I have to say the painting I posted last week has been a different kind of painting for me. I was less interested in “perfect” color or even in a perfect rendering than I was in making a statement. It was rather liberating…

Sure, I labored over the face- who doesn’t do that when you paint a portrait? But this time is was more sculptural. I loved crosshatching and blending the exaggerated, weird colors together. There is hardly any “local” color to her face at all. I wanted to push the warm light and also the colder shadows. Mark-making became a way to express beauty in transitions as as well as in form. Lines followed the form of her nose, the curve of her lip.

Layer, layer, sculpt, sculpt…

Transitions between light and dark needed to be strong in chroma and in the power of the pigment as form turned away from the light. The shadow of the forehead got lowered in chroma and the path of the strokes followed the planes of the head. Sculpture in 2-D.

A strong pop of lemon yellow as the highlight in her eye? Oh yeah…

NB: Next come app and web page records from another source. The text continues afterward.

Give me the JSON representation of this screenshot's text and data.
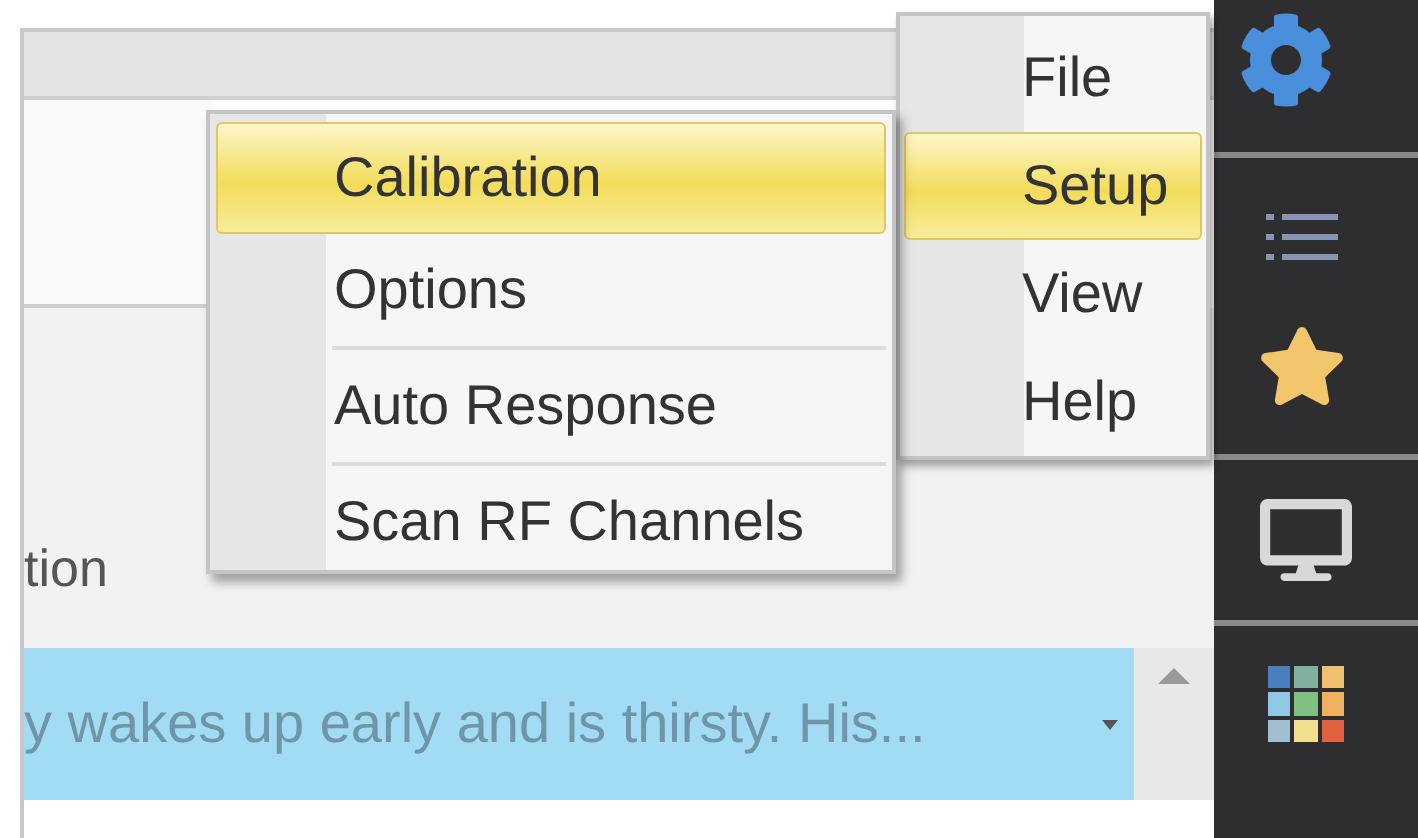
{
  "menu": {
    "items": [
      {
        "label": "File",
        "selected": false
      },
      {
        "label": "Setup",
        "selected": true
      },
      {
        "label": "View",
        "selected": false
      },
      {
        "label": "Help",
        "selected": false
      }
    ]
  },
  "submenu": {
    "items": [
      {
        "label": "Calibration",
        "selected": true
      },
      {
        "label": "Options",
        "selected": false
      },
      {
        "label": "Auto Response",
        "selected": false
      },
      {
        "label": "Scan RF Channels",
        "selected": false
      }
    ]
  },
  "table": {
    "column_header": "tion",
    "row": {
      "text": "y wakes up early and is thirsty.  His...",
      "selected": true
    }
  }
}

But below are earlier versions of her face as it went along… I left the forehead deliberately too high for awhile knowing I would carefully and eventually creep it down into the right position. I marked a few black curls in at different points just to see the contrast and how it could work. A tiny dot of the blue-green on the nose helped to judge whether or not that color being introduced there would be a good idea. Just to ask myself- did I like it? I am flexible and my paintings are too- I knew I could take it out, change it or put it back in bolder…

At these earlier stages she still looked pretty spooky and that was ok!  I am always amazed by how much pressure artists put on themselves my workshops. “It is not right! It looks horrible!”  and my response is: “Cool – that means you are thinking, taking a chance, and have no where else to go but up.” Becoming more precise in my decisions as I meander along and as I build something is a huge part of the joy of art for me. Basically battling myself… (bring me on!)… Ugly stages are welcome in my world… they show the struggle, the thought process… and I give myself permission to not “get it right” out of the gate. That would be too easy and clearly no fun.

Then it was back to fighting the lemons. After deciding that yes, indeed, they did look like onions, I decided the glow could be painted as coming from the surface of the fruit more easily. This meant pure pigments in powerful sticks had to be used against weakened low-power sticks in the flesh tones and in the shadows of the lemons. In pastel, a true “glow” can only happen against a non-glowing area. Otherwise, they cancel each other out. I think I will be exploring other ways to make the powers jump and glow in future paintings… got some ideas…

But at this stage I warmed the lemons up. And her. Adding reds and such. But now they looked like pears… sigh… more next week…